What you will do
Which lines of the records below contain the word "title"? Report each of them in full.

Element data from apps and pages:
□ □ □ □ □ □ □
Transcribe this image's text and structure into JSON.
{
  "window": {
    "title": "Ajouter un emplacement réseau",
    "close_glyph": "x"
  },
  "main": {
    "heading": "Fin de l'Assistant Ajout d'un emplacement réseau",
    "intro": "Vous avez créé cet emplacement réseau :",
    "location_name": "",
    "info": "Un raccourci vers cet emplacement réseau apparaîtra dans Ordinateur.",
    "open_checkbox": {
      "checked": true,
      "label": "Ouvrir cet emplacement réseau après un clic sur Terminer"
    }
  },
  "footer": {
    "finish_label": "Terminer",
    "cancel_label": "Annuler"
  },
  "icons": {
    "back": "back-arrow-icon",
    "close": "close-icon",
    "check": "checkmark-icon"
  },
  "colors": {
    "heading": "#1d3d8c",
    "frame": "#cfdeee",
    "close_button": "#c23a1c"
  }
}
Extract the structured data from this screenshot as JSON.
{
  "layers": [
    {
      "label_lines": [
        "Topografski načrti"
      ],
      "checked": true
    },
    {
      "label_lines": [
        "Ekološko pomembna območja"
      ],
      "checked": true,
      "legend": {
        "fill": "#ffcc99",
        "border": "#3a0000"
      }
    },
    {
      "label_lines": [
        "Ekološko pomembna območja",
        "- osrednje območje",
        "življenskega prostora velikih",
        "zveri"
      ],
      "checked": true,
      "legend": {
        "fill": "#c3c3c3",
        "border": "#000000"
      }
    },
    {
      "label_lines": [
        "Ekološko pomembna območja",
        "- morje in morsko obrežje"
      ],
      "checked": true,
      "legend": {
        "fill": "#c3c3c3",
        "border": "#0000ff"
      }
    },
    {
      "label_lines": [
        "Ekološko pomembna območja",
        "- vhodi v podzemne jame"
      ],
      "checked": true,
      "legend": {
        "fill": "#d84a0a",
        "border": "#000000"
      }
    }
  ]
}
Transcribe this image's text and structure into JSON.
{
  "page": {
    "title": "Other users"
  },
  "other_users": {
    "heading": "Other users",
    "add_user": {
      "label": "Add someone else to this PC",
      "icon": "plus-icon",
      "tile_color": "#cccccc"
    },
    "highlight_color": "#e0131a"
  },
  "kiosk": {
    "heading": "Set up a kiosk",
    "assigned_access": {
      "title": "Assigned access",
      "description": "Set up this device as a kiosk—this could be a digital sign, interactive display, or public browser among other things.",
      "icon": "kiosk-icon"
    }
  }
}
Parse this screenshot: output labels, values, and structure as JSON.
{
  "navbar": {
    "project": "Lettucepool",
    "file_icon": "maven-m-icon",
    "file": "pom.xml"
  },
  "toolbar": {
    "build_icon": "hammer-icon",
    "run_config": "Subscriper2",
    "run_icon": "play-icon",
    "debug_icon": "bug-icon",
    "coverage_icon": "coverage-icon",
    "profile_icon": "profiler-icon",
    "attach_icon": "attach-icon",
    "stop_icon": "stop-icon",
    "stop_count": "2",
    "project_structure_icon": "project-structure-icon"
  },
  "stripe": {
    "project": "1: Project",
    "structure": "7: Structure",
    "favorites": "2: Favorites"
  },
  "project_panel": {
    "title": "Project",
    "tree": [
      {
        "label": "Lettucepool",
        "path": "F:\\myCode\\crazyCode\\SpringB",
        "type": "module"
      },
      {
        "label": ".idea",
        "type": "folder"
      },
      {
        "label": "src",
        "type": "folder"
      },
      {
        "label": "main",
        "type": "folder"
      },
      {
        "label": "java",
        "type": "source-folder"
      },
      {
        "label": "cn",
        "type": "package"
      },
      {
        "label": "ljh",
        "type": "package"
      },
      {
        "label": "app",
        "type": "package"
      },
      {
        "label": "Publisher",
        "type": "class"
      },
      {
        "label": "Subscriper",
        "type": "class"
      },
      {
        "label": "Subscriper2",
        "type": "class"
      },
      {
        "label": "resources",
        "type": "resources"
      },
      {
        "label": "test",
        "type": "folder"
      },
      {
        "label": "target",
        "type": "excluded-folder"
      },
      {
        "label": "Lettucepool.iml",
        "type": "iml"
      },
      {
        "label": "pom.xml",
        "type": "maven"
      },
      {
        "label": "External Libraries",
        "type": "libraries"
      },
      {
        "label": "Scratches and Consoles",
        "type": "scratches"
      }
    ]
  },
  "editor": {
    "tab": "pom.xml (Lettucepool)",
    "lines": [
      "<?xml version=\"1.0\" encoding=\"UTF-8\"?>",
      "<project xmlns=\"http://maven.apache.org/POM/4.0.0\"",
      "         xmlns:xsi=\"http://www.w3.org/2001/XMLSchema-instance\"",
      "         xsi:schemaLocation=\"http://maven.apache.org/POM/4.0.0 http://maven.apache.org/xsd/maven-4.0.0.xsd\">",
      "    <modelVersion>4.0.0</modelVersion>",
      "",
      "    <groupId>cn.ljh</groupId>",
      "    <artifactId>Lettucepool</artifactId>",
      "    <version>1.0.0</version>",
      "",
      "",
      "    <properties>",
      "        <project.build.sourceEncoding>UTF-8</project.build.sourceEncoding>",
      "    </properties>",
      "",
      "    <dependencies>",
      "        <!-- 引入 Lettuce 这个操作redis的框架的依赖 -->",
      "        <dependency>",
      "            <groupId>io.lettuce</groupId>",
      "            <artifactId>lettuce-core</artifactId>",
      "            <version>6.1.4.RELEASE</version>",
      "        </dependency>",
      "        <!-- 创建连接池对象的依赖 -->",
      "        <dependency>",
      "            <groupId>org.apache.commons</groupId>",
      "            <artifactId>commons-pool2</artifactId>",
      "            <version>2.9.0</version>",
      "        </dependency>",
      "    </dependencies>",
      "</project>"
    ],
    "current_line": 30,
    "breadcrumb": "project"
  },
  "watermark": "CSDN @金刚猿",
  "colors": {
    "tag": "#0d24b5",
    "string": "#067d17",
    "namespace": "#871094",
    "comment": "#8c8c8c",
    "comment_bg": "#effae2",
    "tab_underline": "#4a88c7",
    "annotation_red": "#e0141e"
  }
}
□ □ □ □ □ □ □
Response below
    "title": "Ajouter un emplacement réseau",
    "title": "Other users"
      "title": "Assigned access",
    "title": "Project",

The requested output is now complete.